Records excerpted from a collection
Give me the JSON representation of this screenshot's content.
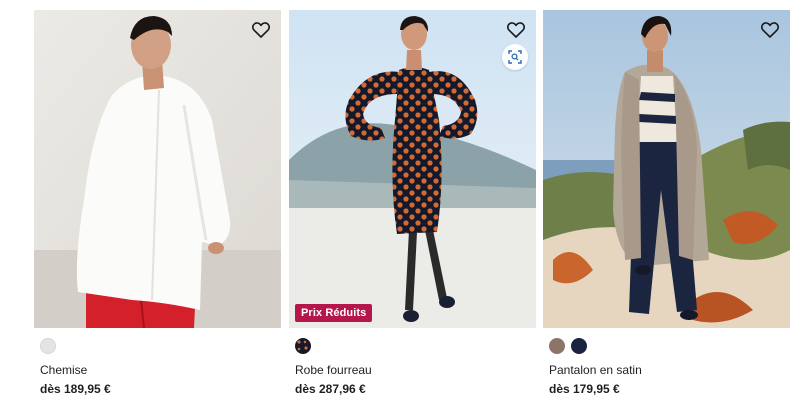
{
  "products": [
    {
      "name": "Chemise",
      "price": "dès 189,95 €",
      "swatches": [
        "light-grey"
      ],
      "badge": ""
    },
    {
      "name": "Robe fourreau",
      "price": "dès 287,96 €",
      "swatches": [
        "navy-orange-polka-dot"
      ],
      "badge": "Prix Réduits"
    },
    {
      "name": "Pantalon en satin",
      "price": "dès 179,95 €",
      "swatches": [
        "taupe",
        "navy"
      ],
      "badge": ""
    }
  ],
  "icons": {
    "favorite": "heart-outline-icon",
    "zoom": "visual-search-icon"
  },
  "colors": {
    "badge_background": "#b5174d",
    "text": "#1f1f1f"
  }
}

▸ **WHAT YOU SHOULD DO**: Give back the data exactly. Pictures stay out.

▸ **ANSWER SPACE**:
Give me the JSON representation of this screenshot's content.
{
  "products": [
    {
      "name": "Chemise",
      "price": "dès 189,95 €",
      "swatches": [
        "light-grey"
      ],
      "badge": ""
    },
    {
      "name": "Robe fourreau",
      "price": "dès 287,96 €",
      "swatches": [
        "navy-orange-polka-dot"
      ],
      "badge": "Prix Réduits"
    },
    {
      "name": "Pantalon en satin",
      "price": "dès 179,95 €",
      "swatches": [
        "taupe",
        "navy"
      ],
      "badge": ""
    }
  ],
  "icons": {
    "favorite": "heart-outline-icon",
    "zoom": "visual-search-icon"
  },
  "colors": {
    "badge_background": "#b5174d",
    "text": "#1f1f1f"
  }
}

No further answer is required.